How Bitcoin’s Merchant Adoption Guides the Way to Consumer Adoption (Op-Ed)
From 2013 to 2015 we saw a significant rise in merchant adoption of Bitcoin. In this short time period, Bitcoin moved from being a purely speculative instrument to having actual commercial use.
From 2013 to 2015 we saw a significant rise in merchant adoption of Bitcoin. In this short time period, Bitcoin moved from being a purely speculative instrument to having actual commercial use, whether it’s flying with Expedia or Cheapair, buying domain names with Namecheap, getting goods delivered to your house through Overstock, or grabbing a coffee at a local cafe.
These changes drive us to ask: with a lack of consumer adoption, what was the driving force that brought about this sort of merchant adoption?
Before we answer this question, let’s first recall the three most distinguishable parts of Bitcoin: a transaction network, a programmable currency token, and a new store of value.
At its origins in 2009, someone wishing to use this technology had no option other than to use all three segments. If you wanted to use the transaction network of Bitcoin, you also had to handle the token with special programs, and take on the volatility risk that comes with a newly developed store of value. While this isn’t a problem for a small niche of enthusiasts, it doesn’t allow much to be done with this technology on a larger scale or solve entrenched problems that come with traditional finance.

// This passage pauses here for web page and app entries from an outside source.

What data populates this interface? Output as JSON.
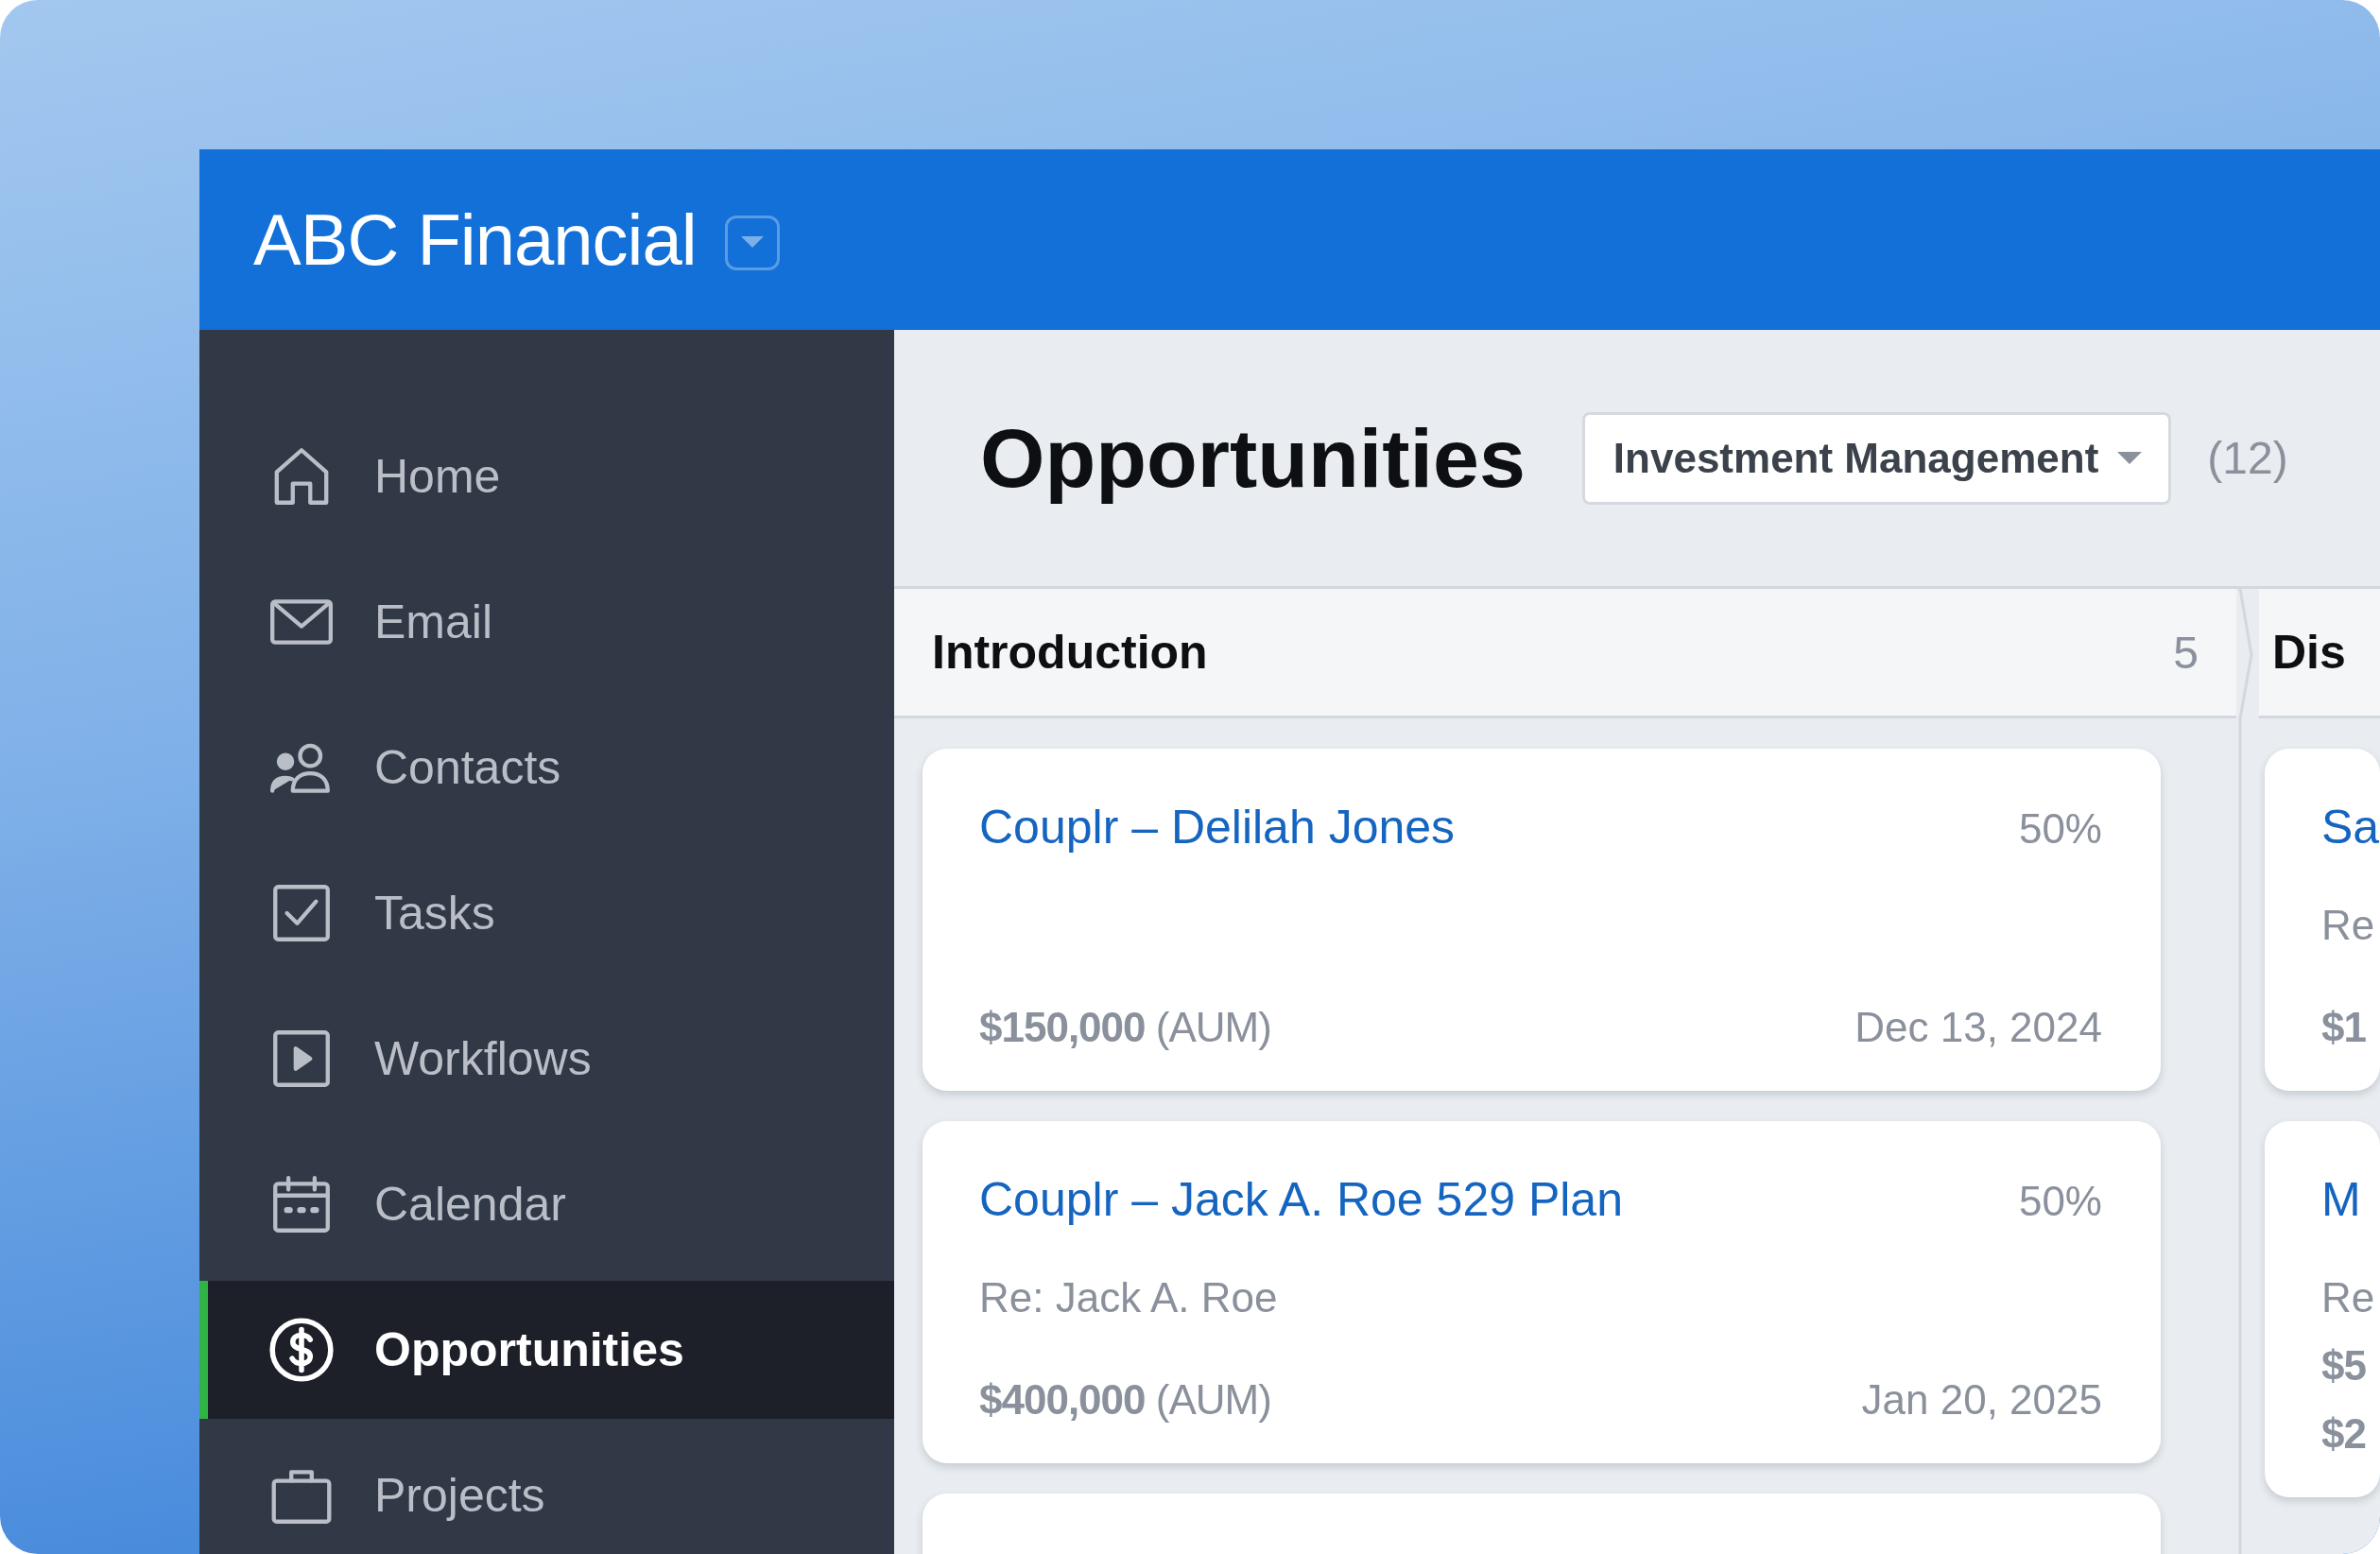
{
  "header": {
    "title": "ABC Financial"
  },
  "sidebar": {
    "items": [
      {
        "label": "Home",
        "selected": false
      },
      {
        "label": "Email",
        "selected": false
      },
      {
        "label": "Contacts",
        "selected": false
      },
      {
        "label": "Tasks",
        "selected": false
      },
      {
        "label": "Workflows",
        "selected": false
      },
      {
        "label": "Calendar",
        "selected": false
      },
      {
        "label": "Opportunities",
        "selected": true
      },
      {
        "label": "Projects",
        "selected": false
      }
    ]
  },
  "page": {
    "title": "Opportunities",
    "filter": "Investment Management",
    "count": "(12)"
  },
  "columns": [
    {
      "title": "Introduction",
      "count": "5",
      "more_below": true,
      "cards": [
        {
          "title": "Couplr – Delilah Jones",
          "percent": "50%",
          "amounts": [
            "**$150,000** (AUM)"
          ],
          "date": "Dec 13, 2024"
        },
        {
          "title": "Couplr – Jack A. Roe 529 Plan",
          "percent": "50%",
          "re": "Re: Jack A. Roe",
          "amounts": [
            "**$400,000** (AUM)"
          ],
          "date": "Jan 20, 2025"
        }
      ]
    },
    {
      "title": "Dis",
      "cards": [
        {
          "title": "Sa",
          "re": "Re",
          "amounts": [
            "**$1**"
          ]
        },
        {
          "title": "M",
          "re": "Re",
          "amounts": [
            "**$5**",
            "**$2**"
          ]
        }
      ]
    }
  ]
}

Companies like Bitpay and Coinbase were some of the first to tackle this inflexibility. With these services, a merchant could now choose to use Bitcoin as a transaction network without having to handle the currency token, or take on volatility risk. For a merchant, Bitcoin now has the flexibility for a vendor to pick and choose the segments it wants to use, and ignore the others it doesn’t.
Now it’s 2015, and the strength of Bitcoin the transaction network is well proven among vendors. Yet for consumers, the ecosystem is not as flexible when compared to merchant services, and users are forced to use every aspect of Bitcoin when starting off, or none of them. This wouldn’t be a problem if the whole world used and operated on cryptocurrency, yet without this switch, using Bitcoin remains a niche. For people in developing countries, individuals without bank accounts, or those using it for remittances, Bitcoin still isn’t useful for solving the problems they are facing, and thus there is little incentive to use it.
Merchant adoption helped make Bitcoin more useful in the real world, but how can we learn from its success story to make Bitcoin more useful to consumers?
Lessons from Merchant Adoption
One major step towards consumer adoption could be spurred by allowing consumers to use the Bitcoin transaction network without needing to handle the currency token or worry about its volatility.
A popular initial critique of this view is, “but that’s not true, consumers don’t want an irreversible payment network because then they l